It was by the middle of the week that Eli found his stomach turning in on itself. He was not accustomed to going long moments without food or water.
The berries and plants of the forest did not resemble anything he recognized and Eli wasn’t going to risk poisoning himself.
The wooden bowls were just placed out the previous night, and Eli knew he needed to eat something, anything.
In the dead of night, Eli snuck into the yard of house just on the edge where the community and forest meet.
With low, small movements, he inched his way across the lawn, between the landscaping and to the log upon which this home placed it’s bowl.
As he neared the spot, the smell of day old meat clashed with his nose.
He reached into the bowl, feeling the large, chunks of slimy meat slipped between his fingers. A gag rose, but Eli fought it back.
There was no other option, he decided, even if the rancid smell fought him at every step.
Quickly, as if to get the act over with, Eli bit into the fistful of red. The blood and fat juices slid along his face and down his neck, soaking into the already disgusting shirt he wore.
His body attempted to retch again, but the final sweet feeling of a nourishment sitting in his stomach pushed Eli further.
He bit into the slime covered creation over and over until the bowl was clear of the matter.
He clawed at the bottom of the bowl in an attempt to salvage any remaining bits of food, but Eli found no more.
“I caught him.” A man yelled from the porch of the home Eli was stealing the meat from.
Again he was on the run, the man chasing him, and assuredly more would follow in time.
Eli wasn’t ready to die. He vowed it even when he tripped on an exposed root and slammed into the ground. His head spun from the impact and the man leapt on him, disorienting Eli even more.
But, after being drug a few feet, his sense came back to him.
With jagged finger nails, Eli clawed at the man, digging into his arms. The man yelped as thick blood flowed down from the lacerations. But, he wasn’t deterred.
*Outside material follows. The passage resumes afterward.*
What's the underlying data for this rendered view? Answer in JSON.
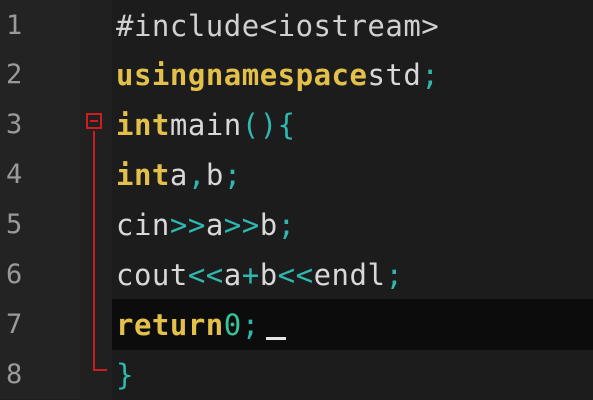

The two men rolled over each other, over and over, as they struggled for dominance. Where one man’s blood stopped and another’s started was impossible to discern as their limbs entangled.
Eli’s very being fell into a primal urge to survive.
Finally, he found the other man’s throat and Eli bit into it, feeling the tough meat rip and give between his teeth.
The man let out a scream that was quickly replaced by gurgling as blood flooded his esophagus.
After taking a few minutes to capture his breath and insure others weren’t close behind, Eli stood, pushing the dead man's body from his.
He had never killed before, but he cared little at the moment for the lost of life.
Then he ran. Ran deeper and deeper into the woods. The residents would know where to look for him in no time.
There was more chance of him finding a way out with his car, or through his old house. The community had ensure that he was completely isolated.
He remembered that there were other small villages nearby, and maybe if he continued on he’d eventually find one.
That was his hope at least, as he ran for hours, pushing past the fatigue and exhaustion of his existence.
Eventually, the dim glow of a green light in the distance greeted Eli. It was far and only a pinpoint, but it was undoubtedly a sign of civilization.
So, he continued on, his own hope growing with the size of the light.
Eli stumbled into the backyard of a cottage like home. A single green light shown from the side that face the street and glowed around the edges of the home.
It was soft and comforting, promising a better time to come. He made his way to the middle of the street, hoping to flag down a passing car, to find any bit of help.
Then, he noticed something about the community.
He was surrounded by green lanterns.